* **DATA FOR REVIEW**:
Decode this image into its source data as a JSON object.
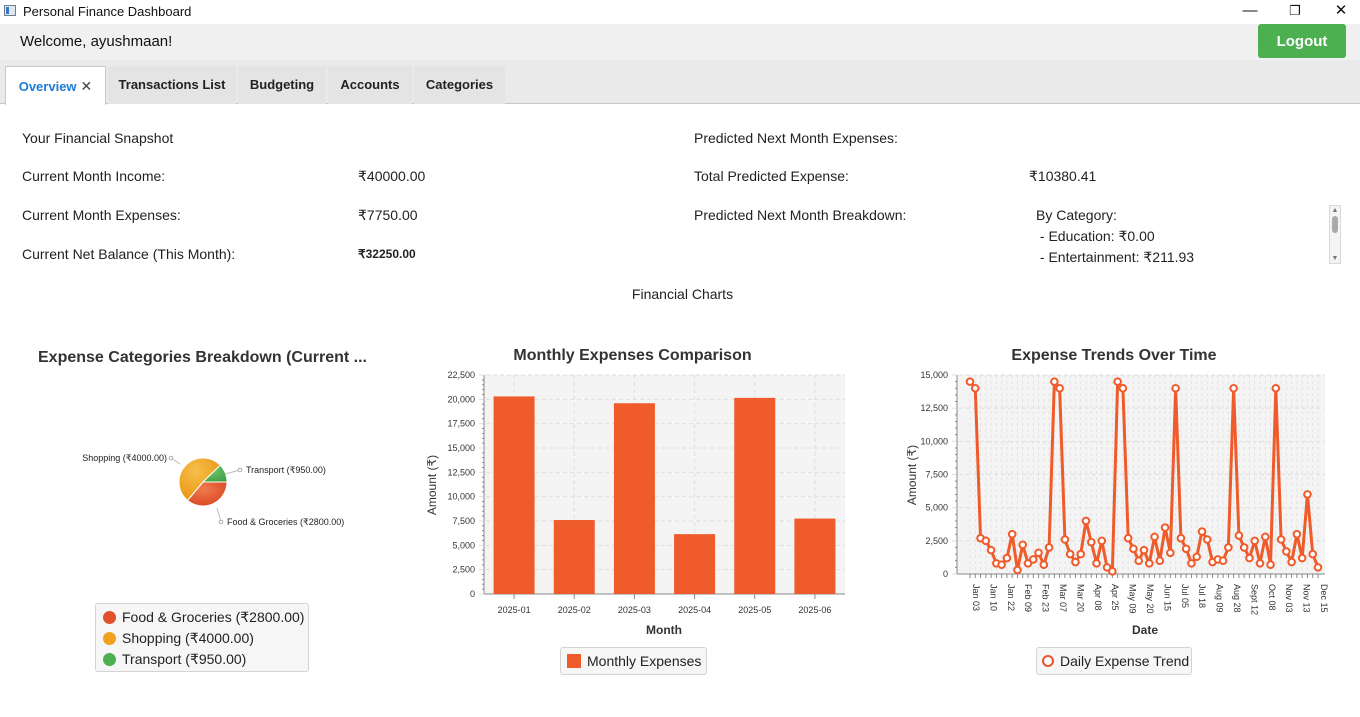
{
  "window": {
    "title": "Personal Finance Dashboard",
    "minimize": "—",
    "restore": "❐",
    "close": "✕"
  },
  "header": {
    "welcome": "Welcome, ayushmaan!",
    "logout_label": "Logout"
  },
  "tabs": [
    {
      "label": "Overview",
      "active": true,
      "close": "✕"
    },
    {
      "label": "Transactions List"
    },
    {
      "label": "Budgeting"
    },
    {
      "label": "Accounts"
    },
    {
      "label": "Categories"
    }
  ],
  "snapshot": {
    "heading": "Your Financial Snapshot",
    "income_label": "Current Month Income:",
    "income_value": "₹40000.00",
    "expenses_label": "Current Month Expenses:",
    "expenses_value": "₹7750.00",
    "net_label": "Current Net Balance (This Month):",
    "net_value": "₹32250.00"
  },
  "prediction": {
    "heading": "Predicted Next Month Expenses:",
    "total_label": "Total Predicted Expense:",
    "total_value": "₹10380.41",
    "breakdown_label": "Predicted Next Month Breakdown:",
    "breakdown_lines": [
      "By Category:",
      " - Education: ₹0.00",
      " - Entertainment: ₹211.93"
    ]
  },
  "charts_heading": "Financial Charts",
  "colors": {
    "orange": "#ef5b2a",
    "pie_orange": "#f0a21f",
    "pie_green": "#4caf50",
    "pie_red": "#e0522b",
    "logout_green": "#4caf50",
    "active_tab_blue": "#1e7bd6"
  },
  "chart_data": [
    {
      "type": "pie",
      "title": "Expense Categories Breakdown (Current ...",
      "slices": [
        {
          "label": "Food & Groceries (₹2800.00)",
          "value": 2800,
          "color": "#e0522b"
        },
        {
          "label": "Shopping (₹4000.00)",
          "value": 4000,
          "color": "#f0a21f"
        },
        {
          "label": "Transport (₹950.00)",
          "value": 950,
          "color": "#4caf50"
        }
      ],
      "legend_placement": "bottom"
    },
    {
      "type": "bar",
      "title": "Monthly Expenses Comparison",
      "xlabel": "Month",
      "ylabel": "Amount (₹)",
      "categories": [
        "2025-01",
        "2025-02",
        "2025-03",
        "2025-04",
        "2025-05",
        "2025-06"
      ],
      "series": [
        {
          "name": "Monthly Expenses",
          "values": [
            20300,
            7600,
            19600,
            6150,
            20150,
            7750
          ]
        }
      ],
      "ylim": [
        0,
        22500
      ],
      "yticks": [
        "0",
        "2,500",
        "5,000",
        "7,500",
        "10,000",
        "12,500",
        "15,000",
        "17,500",
        "20,000",
        "22,500"
      ],
      "grid": true,
      "legend_placement": "bottom"
    },
    {
      "type": "line",
      "title": "Expense Trends Over Time",
      "xlabel": "Date",
      "ylabel": "Amount (₹)",
      "xticks": [
        "Jan 03",
        "Jan 10",
        "Jan 22",
        "Feb 09",
        "Feb 23",
        "Mar 07",
        "Mar 20",
        "Apr 08",
        "Apr 25",
        "May 09",
        "May 20",
        "Jun 15",
        "Jul 05",
        "Jul 18",
        "Aug 09",
        "Aug 28",
        "Sept 12",
        "Oct 08",
        "Nov 03",
        "Nov 13",
        "Dec 15"
      ],
      "yticks": [
        "0",
        "2,500",
        "5,000",
        "7,500",
        "10,000",
        "12,500",
        "15,000"
      ],
      "ylim": [
        0,
        15000
      ],
      "series": [
        {
          "name": "Daily Expense Trend",
          "values": [
            14500,
            14000,
            2700,
            2500,
            1800,
            800,
            700,
            1200,
            3000,
            300,
            2200,
            800,
            1100,
            1600,
            700,
            2000,
            14500,
            14000,
            2600,
            1500,
            900,
            1500,
            4000,
            2400,
            800,
            2500,
            500,
            200,
            14500,
            14000,
            2700,
            1900,
            1000,
            1800,
            800,
            2800,
            1000,
            3500,
            1600,
            14000,
            2700,
            1900,
            800,
            1300,
            3200,
            2600,
            900,
            1100,
            1000,
            2000,
            14000,
            2900,
            2000,
            1200,
            2500,
            800,
            2800,
            700,
            14000,
            2600,
            1700,
            900,
            3000,
            1200,
            6000,
            1500,
            500
          ]
        }
      ],
      "grid": true,
      "legend_placement": "bottom"
    }
  ]
}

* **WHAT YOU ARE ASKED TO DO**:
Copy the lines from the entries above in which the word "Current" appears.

* **WRITTEN SOLUTION**:
    "income_label": "Current Month Income:",
    "expenses_label": "Current Month Expenses:",
    "net_label": "Current Net Balance (This Month):",
      "title": "Expense Categories Breakdown (Current ...",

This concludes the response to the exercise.